The following article has been published on J-Wire


New Race Discrimination Commissioner

J-Wire
October 8, 2018

ChinLeongTan

Chin Leong Tan. (Source: J-Wire)

Victorian commercial property lawyer Chin Leong Tan has been appointed as the new Race Discrimination Commissioner.

Tan, whose appointment started from today, was recently Director of Multicultural Engagement at Swinburne University of Technology, where he led the development of a Charter of Cultural Diversity. Tan studied in Australia and practised here as a lawyer for more than 20 years. In 2011-15, he was chairperson and commissioner of the Victorian Multicultural Commission, having been appointed by the then Victorian Liberal premier Ted Baillieu.

Peter Wertheim, the co-CEO of The Executive Council of Australian Jewry, told J-Wire:

“Chin Leong Tan is well qualified to be the new Race Discrimination Commissioner. He has a distinguished track record as a champion of a tolerant and multicultural Australia, and as an opponent of racism. We look forward to working with him and wish him well in his new role.

The integrity of the role Race Discrimination Commissioner needs to be maintained.
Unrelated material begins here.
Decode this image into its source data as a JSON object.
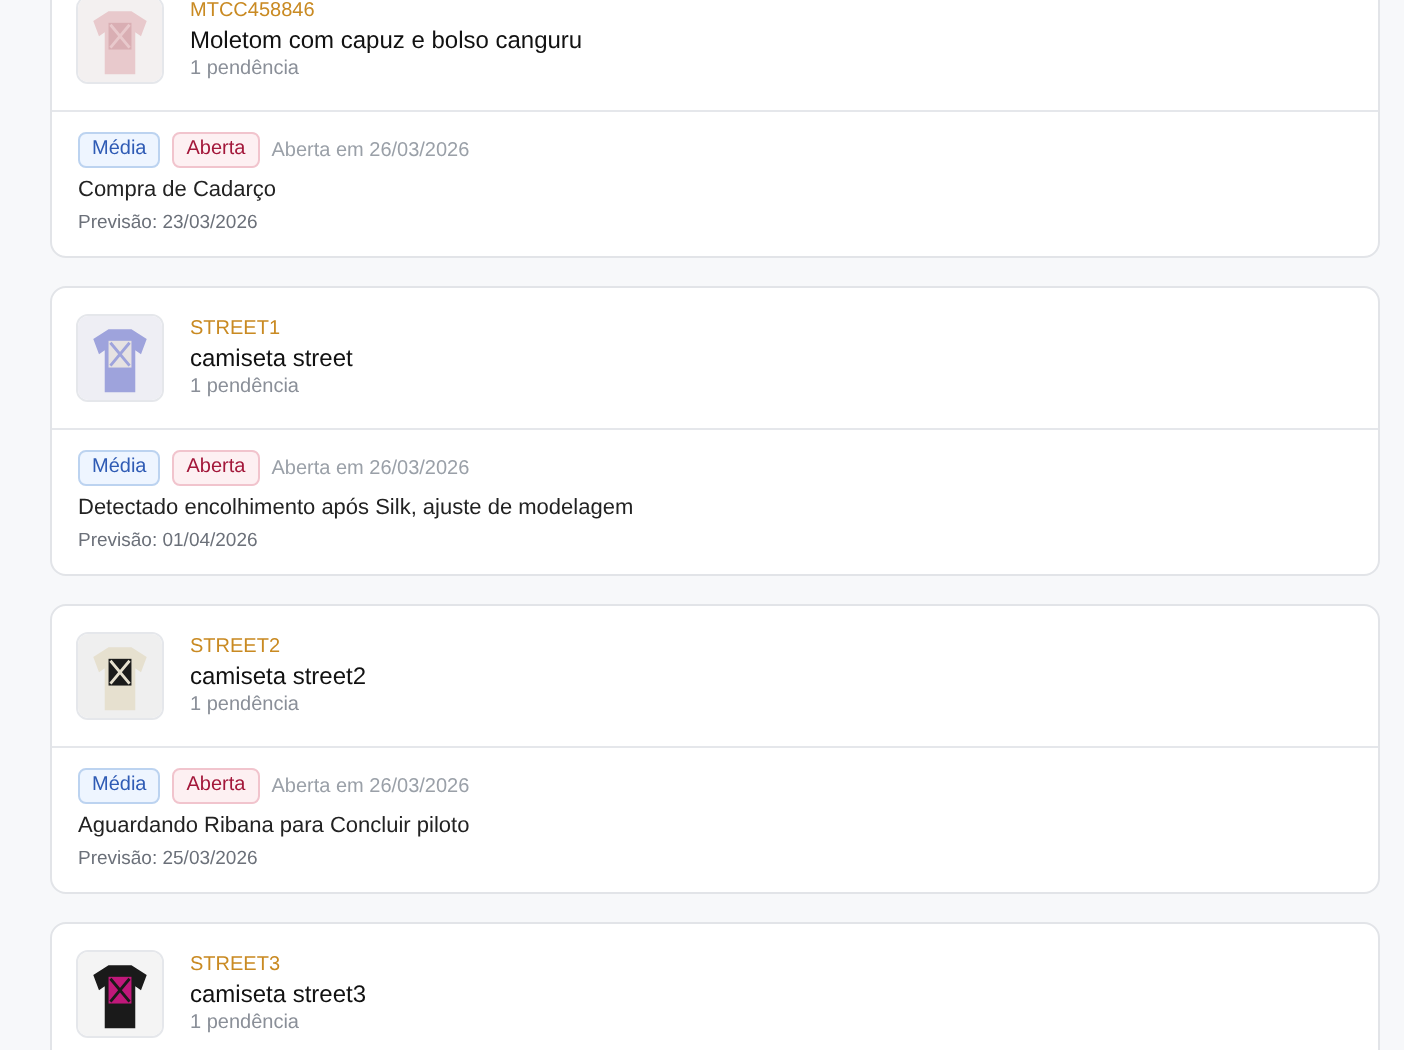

Proposals to rename and redefine the position of Race Discrimination Commissioner to focus broadly on ‘community relations’ are misconceived.

Whilst Australia is among the world’s most tolerant and inclusive countries, there is no evidence that the problems of antisemitism and other forms of racism from far-Right, Islamist and far-Left sources has diminished. Quite the contrary. Diluting the focus on racism in the title and functions of the Commissioner would thus be counterproductive.

The title and the functions of the Race Discrimination Commissioner are prescribed by the Racial Discrimination Act, so any change would require amendments to the Act. This legislation was enacted under the foreign affairs power in the Australian Constitution in order to give effect to Australia’s international obligations as a party to the International Convention on the Elimination of All Forms of Racial Discrimination. Indeed, the Convention in its entirety is reproduced as part of the Racial Discrimination Act, namely in the Schedule to that Act. Any dilution of the anti-racist focus of the Act, or change in the name of the office of Commissioner would thus depart from its essential purpose, which is to give effect to the Convention.”

In 1999 Tan unsuccessfully sought Liberal party preselection for a state seat. Tan has been a member of the Victorian Police Commissioner’s Human Rights Strategic Advisory Group; Victoria’s Department of Premier and Cabinet’s Multicultural Services Delivery Inter-Departmental Group, and the Victorian Government’s Ministerial Council for a Multilingual and Multicultural Victoria. He also served on the Australian Football League’s Multicultural Focus Group. He won an award at the 2017 Victorian Multicultural Excellence Awards. Speaking in 2013, Tan said that while racism could never be eliminated, it could be minimised. “We can put in place in society a sense of who we are … a sense of goodwill and commitment to become a better society where we understand each other”.